### WHAT IS NEEDED
Which lines in the entries below contain the string "JSON"? Show each of them in full.

[Start of Attachment]

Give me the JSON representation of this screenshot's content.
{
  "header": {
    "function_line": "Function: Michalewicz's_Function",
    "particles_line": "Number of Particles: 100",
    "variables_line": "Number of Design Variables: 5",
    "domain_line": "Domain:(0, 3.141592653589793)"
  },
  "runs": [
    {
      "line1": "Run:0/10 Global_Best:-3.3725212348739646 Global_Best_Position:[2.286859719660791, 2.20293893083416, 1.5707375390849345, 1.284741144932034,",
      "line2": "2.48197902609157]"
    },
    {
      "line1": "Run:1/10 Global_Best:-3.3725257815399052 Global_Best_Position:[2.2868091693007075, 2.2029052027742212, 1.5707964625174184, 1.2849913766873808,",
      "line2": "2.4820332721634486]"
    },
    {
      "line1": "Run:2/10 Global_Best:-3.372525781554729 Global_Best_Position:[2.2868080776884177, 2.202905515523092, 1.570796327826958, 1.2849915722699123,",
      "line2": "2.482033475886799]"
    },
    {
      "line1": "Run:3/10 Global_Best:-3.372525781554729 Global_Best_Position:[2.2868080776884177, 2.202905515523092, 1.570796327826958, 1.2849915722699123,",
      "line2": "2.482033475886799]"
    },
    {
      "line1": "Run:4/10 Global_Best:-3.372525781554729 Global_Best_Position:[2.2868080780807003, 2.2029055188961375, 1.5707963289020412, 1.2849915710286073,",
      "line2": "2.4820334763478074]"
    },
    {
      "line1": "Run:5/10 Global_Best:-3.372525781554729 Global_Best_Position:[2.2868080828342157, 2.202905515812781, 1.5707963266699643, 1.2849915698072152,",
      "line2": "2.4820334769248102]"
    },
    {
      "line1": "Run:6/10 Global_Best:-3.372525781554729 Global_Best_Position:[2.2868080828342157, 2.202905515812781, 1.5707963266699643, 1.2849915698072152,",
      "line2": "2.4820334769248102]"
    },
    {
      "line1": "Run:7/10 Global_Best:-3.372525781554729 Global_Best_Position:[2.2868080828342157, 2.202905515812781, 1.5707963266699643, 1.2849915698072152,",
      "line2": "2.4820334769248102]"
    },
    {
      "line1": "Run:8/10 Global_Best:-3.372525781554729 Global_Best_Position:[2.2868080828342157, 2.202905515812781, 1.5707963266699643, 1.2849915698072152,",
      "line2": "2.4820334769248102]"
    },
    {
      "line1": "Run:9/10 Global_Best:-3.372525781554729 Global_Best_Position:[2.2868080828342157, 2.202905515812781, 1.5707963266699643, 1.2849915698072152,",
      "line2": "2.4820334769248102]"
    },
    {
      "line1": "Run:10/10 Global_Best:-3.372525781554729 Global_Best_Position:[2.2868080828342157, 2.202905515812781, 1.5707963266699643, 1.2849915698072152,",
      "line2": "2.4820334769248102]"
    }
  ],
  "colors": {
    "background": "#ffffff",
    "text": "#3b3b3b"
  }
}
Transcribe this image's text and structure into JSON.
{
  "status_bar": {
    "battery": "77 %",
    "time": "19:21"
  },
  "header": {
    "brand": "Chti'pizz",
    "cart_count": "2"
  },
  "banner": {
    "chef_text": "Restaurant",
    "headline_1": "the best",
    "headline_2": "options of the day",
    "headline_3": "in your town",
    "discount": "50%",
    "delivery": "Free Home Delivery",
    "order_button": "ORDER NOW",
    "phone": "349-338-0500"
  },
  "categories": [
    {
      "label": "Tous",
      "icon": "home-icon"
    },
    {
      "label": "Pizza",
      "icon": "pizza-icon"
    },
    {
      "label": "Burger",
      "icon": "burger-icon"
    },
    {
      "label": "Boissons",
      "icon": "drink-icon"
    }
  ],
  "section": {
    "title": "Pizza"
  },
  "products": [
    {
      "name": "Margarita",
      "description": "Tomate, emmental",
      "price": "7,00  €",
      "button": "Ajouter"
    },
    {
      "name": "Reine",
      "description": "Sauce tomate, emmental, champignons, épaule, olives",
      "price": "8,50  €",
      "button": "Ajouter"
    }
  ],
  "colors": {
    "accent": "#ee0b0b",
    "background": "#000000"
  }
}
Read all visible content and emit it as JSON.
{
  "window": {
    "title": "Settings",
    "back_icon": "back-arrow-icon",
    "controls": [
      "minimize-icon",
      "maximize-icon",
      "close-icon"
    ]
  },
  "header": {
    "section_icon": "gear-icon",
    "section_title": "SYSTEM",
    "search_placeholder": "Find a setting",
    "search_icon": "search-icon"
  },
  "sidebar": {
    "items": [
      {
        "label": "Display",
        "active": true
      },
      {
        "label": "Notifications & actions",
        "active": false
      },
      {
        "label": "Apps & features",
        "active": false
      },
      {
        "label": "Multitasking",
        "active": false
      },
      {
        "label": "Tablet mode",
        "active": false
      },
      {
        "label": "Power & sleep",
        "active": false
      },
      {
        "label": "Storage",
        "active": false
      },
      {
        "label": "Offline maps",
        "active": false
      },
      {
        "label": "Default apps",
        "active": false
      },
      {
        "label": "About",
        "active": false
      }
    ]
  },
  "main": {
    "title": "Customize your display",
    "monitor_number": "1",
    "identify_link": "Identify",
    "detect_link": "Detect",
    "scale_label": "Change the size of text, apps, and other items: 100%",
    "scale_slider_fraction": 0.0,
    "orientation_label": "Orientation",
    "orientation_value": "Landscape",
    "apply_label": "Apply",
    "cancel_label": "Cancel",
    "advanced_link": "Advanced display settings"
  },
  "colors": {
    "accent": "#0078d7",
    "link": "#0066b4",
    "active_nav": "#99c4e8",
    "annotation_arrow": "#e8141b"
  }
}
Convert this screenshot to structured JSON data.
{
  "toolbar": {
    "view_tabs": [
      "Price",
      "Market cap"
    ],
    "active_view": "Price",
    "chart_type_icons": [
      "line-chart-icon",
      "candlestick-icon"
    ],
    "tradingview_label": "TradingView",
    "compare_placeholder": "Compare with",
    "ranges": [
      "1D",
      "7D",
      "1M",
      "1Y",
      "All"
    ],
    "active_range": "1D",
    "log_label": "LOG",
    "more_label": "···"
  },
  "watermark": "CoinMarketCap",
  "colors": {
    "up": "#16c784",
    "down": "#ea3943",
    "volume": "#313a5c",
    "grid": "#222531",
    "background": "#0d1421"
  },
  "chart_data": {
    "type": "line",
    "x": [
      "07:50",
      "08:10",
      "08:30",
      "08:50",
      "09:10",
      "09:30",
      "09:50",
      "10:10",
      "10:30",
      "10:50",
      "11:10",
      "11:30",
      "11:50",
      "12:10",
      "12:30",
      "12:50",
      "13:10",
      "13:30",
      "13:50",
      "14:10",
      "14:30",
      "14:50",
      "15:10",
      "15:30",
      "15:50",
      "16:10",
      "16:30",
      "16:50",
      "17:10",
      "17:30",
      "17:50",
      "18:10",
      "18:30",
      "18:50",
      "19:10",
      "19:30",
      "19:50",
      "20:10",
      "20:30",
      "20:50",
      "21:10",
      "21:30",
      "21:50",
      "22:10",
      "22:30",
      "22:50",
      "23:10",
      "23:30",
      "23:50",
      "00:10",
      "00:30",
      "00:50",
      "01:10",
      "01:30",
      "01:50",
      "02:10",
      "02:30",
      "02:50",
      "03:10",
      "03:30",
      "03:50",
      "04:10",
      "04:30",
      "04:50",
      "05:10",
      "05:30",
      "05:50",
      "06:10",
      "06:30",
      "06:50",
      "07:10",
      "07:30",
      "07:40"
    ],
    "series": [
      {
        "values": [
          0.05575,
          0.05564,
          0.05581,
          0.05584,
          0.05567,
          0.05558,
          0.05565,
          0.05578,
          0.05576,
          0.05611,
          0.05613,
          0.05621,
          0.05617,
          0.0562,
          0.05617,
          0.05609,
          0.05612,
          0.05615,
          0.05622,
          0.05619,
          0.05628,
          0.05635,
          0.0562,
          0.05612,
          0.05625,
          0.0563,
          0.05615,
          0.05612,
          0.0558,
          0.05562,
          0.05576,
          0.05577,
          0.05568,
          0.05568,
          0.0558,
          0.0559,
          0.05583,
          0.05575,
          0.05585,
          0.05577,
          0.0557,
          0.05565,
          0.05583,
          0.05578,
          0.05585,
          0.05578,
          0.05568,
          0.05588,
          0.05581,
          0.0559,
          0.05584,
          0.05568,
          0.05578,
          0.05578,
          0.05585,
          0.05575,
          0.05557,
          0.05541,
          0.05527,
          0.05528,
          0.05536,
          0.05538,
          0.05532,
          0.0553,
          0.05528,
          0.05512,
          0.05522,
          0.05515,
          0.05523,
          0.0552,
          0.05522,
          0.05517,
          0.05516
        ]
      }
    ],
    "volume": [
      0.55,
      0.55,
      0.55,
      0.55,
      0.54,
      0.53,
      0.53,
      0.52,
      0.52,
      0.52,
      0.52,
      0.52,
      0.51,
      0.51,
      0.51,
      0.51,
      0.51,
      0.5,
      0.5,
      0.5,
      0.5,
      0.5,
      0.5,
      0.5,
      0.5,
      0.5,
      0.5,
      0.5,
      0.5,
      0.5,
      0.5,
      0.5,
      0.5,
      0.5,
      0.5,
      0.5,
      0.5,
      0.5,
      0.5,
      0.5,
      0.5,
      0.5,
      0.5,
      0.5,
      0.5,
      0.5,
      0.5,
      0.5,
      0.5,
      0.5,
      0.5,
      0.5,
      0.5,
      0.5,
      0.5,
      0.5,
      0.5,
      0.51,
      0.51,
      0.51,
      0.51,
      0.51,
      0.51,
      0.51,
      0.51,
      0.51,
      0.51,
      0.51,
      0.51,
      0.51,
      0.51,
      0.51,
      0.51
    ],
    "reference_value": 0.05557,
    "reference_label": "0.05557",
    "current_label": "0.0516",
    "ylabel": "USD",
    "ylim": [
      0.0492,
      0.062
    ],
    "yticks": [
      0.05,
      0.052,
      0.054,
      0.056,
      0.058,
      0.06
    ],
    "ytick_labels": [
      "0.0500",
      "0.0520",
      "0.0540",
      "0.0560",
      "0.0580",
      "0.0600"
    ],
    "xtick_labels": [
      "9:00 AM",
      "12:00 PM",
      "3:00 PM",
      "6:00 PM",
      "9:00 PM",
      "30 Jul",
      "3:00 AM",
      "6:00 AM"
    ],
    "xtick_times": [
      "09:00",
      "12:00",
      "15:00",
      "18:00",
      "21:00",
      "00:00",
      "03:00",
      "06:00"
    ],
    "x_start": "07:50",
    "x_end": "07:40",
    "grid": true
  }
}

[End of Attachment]

### ANSWER BOX
Give me the JSON representation of this screenshot's content.
Transcribe this image's text and structure into JSON.
Read all visible content and emit it as JSON.
Convert this screenshot to structured JSON data.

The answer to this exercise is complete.